The applicability of EU law to the case at issue entails that the provisions of Article 19(2) of the Charter, prohibiting the extradition to a State where there is a serious risk that the person would be subjected to inhuman or degrading treatment, are applicable to Russia’s request for the extradition of I.N. Therefore, according to the Court, if I.N. invokes a concrete risk of inhuman or degrading treatment if extradited, the Croatian court must verify, before carrying out that extradition, whether the extradition may prejudice the rights referred to in Article 19(2) of the Charter. The Grand Chamber states that, for the purposes of that verification, the referring court must take into consideration the fact that I.N. was granted asylum by Iceland on the ground of the risks of suffering inhuman and degrading treatment in his country of origin in reference to the specific proceedings that originated the extradition request. The Court specifies that “the existence of a decision of the Icelandic authorities granting that person asylum must thus lead the competent authority of the requested Member State, such as the referring court, to refuse extradition, pursuant to application of Article 19(2) of the Charter” (para. 68).
In case the referring court considers that Article 19(2) of the Charter does not preclude the execution of the extradition request, the Grand Chamber adds that it will remain necessary to examine whether an alternative and less prejudicial means exists, such as a surrender on I.N. to Iceland for prosecution, which allows to effectively avoid impunity. The Court therefore states that the ruling adopted in Petruhhin must be applied by analogy to the case at hand, considering the proximity of the legal systems of EFTA States to those of Member States, the degree of mutual confidence expressed in the preamble of the Agreement on the surrender procedure, and their capacity to guarantee a fair trial.
Therefore, the Court concludes that, given the existence of a surrender agreement between an EFTA State and the European Union, when a national of that EFTA State, who was granted asylum by the same State before acquiring the nationality, has moved to a Member State and the latter receives an extradition request from a third State pursuant to the European Convention on Extradition, it is for the competent authority of the Member State to verify that the extradition would not infringe the rights covered by Article 19(2) of the Charter. The grant of asylum must be a particularly substantial piece of evidence in the context of that verification. In any event, before considering executing the request for extradition, the requested Member State is obliged to inform the EFTA State and, upon request of that state, surrender the person to it, in accordance with the provisions of the surrender agreement, provided that that State has jurisdiction to prosecute that person for the offences committed abroad.

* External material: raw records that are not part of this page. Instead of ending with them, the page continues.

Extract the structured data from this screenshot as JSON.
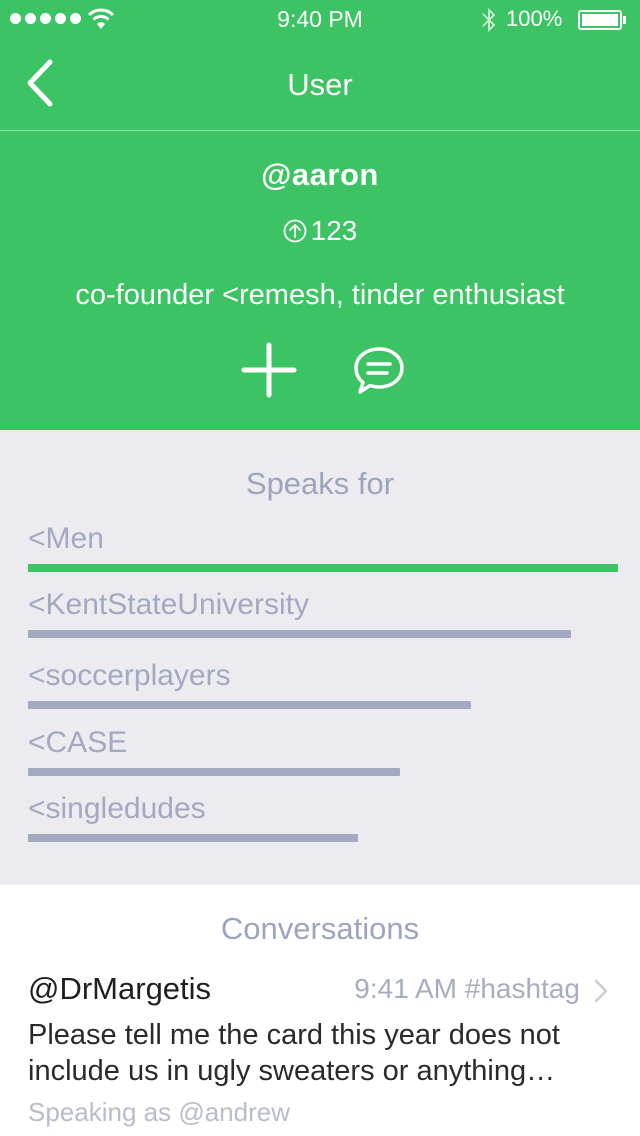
{
  "status_bar": {
    "time": "9:40 PM",
    "battery": "100%"
  },
  "nav": {
    "title": "User"
  },
  "profile": {
    "handle": "@aaron",
    "score": "123",
    "bio": "co-founder <remesh, tinder enthusiast"
  },
  "speaks_for": {
    "heading": "Speaks for",
    "groups": [
      {
        "label": "<Men",
        "fraction": 1.0,
        "color": "#3cc363"
      },
      {
        "label": "<KentStateUniversity",
        "fraction": 0.92,
        "color": "#a3a9c0"
      },
      {
        "label": "<soccerplayers",
        "fraction": 0.75,
        "color": "#a3a9c0"
      },
      {
        "label": "<CASE",
        "fraction": 0.63,
        "color": "#a3a9c0"
      },
      {
        "label": "<singledudes",
        "fraction": 0.56,
        "color": "#a3a9c0"
      }
    ]
  },
  "conversations": {
    "heading": "Conversations",
    "items": [
      {
        "user": "@DrMargetis",
        "meta": "9:41 AM #hashtag",
        "message": "Please tell me the card this year does not include us in ugly sweaters or anything…",
        "speaking_as": "Speaking as @andrew"
      }
    ]
  },
  "colors": {
    "accent": "#3cc363",
    "muted": "#a3a9c0",
    "panel": "#ebebf0"
  }
}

Case Number Case C-897/19 PPU
Name of the parties I.N. - Ruska Federacija
Date of the judgement 2020-04-02
Court Court of Justice of the European Union (CJEU)